#### [What is required]
Given the records below, pull every line with the word "JSON" into the answer.

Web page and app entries
***

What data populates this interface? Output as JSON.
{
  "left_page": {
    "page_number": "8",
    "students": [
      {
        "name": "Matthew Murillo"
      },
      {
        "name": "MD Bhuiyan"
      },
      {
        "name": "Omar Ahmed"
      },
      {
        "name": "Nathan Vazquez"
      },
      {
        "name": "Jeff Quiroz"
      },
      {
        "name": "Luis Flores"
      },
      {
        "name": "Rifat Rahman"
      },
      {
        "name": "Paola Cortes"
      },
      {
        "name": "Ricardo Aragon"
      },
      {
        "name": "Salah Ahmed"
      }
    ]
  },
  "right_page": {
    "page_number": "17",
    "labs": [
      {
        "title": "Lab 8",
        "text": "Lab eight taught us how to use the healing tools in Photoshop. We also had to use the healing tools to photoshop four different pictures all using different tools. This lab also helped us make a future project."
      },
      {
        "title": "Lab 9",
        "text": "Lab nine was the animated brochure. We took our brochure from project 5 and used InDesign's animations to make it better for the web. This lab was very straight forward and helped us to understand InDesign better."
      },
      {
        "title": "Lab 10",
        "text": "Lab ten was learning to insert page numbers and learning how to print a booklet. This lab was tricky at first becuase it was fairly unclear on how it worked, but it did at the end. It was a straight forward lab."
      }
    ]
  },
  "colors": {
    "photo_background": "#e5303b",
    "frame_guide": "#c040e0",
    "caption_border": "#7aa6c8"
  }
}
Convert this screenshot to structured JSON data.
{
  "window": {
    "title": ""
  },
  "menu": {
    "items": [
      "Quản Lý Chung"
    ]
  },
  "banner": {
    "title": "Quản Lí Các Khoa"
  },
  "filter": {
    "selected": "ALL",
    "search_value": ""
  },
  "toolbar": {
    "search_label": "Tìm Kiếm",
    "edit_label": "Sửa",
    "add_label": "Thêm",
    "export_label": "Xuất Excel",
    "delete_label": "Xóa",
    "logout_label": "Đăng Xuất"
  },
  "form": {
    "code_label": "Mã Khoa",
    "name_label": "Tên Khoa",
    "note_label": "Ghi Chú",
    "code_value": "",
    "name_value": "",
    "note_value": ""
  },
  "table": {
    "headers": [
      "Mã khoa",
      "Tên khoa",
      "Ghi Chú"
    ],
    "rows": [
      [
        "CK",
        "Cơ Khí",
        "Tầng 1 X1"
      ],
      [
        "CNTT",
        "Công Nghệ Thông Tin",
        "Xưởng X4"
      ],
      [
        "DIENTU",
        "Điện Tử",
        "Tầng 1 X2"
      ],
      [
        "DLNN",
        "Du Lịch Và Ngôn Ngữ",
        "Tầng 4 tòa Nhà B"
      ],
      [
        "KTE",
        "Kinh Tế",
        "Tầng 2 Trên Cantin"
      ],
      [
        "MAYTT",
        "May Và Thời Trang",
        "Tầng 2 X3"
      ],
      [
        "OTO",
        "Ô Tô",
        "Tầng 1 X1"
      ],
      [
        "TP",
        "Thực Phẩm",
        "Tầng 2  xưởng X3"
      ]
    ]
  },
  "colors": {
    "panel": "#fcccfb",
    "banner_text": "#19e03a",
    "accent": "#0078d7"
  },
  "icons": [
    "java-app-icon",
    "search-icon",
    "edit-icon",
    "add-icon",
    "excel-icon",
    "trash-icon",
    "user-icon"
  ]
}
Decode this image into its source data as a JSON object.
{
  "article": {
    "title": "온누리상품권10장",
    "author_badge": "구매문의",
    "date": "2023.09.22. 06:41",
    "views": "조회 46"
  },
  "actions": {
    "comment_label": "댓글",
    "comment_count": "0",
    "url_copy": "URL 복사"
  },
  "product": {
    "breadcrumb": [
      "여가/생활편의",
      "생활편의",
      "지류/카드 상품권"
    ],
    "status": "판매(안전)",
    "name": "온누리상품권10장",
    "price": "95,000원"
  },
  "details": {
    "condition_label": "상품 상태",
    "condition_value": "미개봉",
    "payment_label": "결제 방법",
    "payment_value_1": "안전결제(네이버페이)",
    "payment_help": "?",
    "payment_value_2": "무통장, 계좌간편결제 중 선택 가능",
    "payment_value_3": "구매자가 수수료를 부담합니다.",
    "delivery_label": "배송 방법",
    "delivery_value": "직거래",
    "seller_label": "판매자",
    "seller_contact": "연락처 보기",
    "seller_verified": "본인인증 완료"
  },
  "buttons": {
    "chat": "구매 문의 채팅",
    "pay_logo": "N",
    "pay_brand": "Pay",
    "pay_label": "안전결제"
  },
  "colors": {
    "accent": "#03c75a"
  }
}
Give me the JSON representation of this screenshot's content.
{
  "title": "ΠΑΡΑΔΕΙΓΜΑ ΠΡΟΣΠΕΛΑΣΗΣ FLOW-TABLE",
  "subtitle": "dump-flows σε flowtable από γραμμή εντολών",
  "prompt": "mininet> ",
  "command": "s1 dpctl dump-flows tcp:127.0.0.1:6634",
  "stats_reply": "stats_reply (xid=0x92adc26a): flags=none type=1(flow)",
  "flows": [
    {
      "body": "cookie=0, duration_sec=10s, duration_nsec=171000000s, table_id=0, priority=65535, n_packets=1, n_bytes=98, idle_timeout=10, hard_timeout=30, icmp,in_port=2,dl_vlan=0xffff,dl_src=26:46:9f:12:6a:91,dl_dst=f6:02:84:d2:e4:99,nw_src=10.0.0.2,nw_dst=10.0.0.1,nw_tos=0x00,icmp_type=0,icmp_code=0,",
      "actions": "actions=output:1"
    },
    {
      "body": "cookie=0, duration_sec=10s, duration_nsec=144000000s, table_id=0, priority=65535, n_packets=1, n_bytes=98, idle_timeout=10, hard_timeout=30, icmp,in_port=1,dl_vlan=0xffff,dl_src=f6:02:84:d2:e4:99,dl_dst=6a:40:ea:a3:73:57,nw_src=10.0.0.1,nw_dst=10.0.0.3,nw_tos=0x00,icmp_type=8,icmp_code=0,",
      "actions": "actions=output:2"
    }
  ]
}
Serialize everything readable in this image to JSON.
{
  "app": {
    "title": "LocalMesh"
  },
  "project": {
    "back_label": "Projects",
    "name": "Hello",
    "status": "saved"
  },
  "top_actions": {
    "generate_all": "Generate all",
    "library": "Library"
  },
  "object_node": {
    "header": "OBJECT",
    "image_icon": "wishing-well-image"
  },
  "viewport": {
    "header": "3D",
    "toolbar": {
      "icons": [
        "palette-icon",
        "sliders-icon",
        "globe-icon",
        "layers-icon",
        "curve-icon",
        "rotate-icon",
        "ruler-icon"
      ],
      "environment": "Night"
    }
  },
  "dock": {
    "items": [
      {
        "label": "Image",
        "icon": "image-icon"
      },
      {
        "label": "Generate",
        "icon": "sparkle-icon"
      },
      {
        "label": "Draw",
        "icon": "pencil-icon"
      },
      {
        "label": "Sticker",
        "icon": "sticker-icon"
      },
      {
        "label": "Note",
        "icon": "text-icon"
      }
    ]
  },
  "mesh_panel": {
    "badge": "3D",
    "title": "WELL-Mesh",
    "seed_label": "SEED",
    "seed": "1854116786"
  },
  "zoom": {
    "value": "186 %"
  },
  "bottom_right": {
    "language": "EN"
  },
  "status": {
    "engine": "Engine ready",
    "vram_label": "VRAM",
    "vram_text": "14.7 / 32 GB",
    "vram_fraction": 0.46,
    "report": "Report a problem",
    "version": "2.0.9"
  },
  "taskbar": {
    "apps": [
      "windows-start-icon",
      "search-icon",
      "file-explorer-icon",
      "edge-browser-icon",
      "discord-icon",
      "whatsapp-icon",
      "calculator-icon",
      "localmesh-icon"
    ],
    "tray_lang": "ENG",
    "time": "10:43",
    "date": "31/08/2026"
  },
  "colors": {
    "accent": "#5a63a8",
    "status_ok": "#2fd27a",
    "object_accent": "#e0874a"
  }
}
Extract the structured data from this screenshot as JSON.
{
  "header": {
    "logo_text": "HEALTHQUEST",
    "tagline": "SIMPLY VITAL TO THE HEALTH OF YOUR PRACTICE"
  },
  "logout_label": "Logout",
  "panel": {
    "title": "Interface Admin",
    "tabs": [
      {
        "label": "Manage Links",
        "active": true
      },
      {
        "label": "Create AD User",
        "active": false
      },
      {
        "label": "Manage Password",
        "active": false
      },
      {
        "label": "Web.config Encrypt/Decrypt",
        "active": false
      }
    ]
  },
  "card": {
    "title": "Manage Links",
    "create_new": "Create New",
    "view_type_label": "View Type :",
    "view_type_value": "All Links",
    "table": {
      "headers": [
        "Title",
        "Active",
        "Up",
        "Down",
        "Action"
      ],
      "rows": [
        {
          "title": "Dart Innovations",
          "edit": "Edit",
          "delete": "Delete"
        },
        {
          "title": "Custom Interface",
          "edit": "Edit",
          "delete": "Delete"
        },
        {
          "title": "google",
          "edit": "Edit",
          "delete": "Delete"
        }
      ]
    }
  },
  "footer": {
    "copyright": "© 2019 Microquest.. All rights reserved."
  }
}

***

#### [Task solution]
What data populates this interface? Output as JSON.
Convert this screenshot to structured JSON data.
Decode this image into its source data as a JSON object.
Give me the JSON representation of this screenshot's content.
Serialize everything readable in this image to JSON.
Extract the structured data from this screenshot as JSON.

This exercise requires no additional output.